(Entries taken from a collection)
◆ ◆ ◆
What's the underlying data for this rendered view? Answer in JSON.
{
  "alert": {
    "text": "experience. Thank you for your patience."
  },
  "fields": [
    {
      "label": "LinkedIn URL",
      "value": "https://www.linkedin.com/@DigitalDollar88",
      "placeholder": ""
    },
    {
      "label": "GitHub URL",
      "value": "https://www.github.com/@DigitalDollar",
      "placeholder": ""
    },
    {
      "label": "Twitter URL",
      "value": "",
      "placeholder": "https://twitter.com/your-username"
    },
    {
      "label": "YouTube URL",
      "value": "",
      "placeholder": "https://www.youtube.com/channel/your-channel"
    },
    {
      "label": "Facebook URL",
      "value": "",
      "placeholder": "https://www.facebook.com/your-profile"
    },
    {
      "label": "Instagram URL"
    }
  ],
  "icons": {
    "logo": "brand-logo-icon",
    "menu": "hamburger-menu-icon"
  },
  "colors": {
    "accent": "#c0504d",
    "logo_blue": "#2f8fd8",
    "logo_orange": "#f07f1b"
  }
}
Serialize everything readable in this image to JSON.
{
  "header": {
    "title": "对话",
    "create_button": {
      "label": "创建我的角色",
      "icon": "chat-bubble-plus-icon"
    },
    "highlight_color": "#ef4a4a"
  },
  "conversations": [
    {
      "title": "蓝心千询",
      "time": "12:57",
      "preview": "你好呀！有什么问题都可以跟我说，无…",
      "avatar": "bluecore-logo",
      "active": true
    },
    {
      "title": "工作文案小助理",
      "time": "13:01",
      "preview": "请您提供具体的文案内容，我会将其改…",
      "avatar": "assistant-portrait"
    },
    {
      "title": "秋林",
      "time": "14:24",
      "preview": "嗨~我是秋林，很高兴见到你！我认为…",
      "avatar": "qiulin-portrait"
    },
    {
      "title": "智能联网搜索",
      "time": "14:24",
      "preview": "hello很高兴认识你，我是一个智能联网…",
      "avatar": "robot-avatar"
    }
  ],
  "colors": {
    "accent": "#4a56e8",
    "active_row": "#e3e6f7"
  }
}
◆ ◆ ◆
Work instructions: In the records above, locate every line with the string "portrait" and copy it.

Solution for this problem:
      "avatar": "assistant-portrait"
      "avatar": "qiulin-portrait"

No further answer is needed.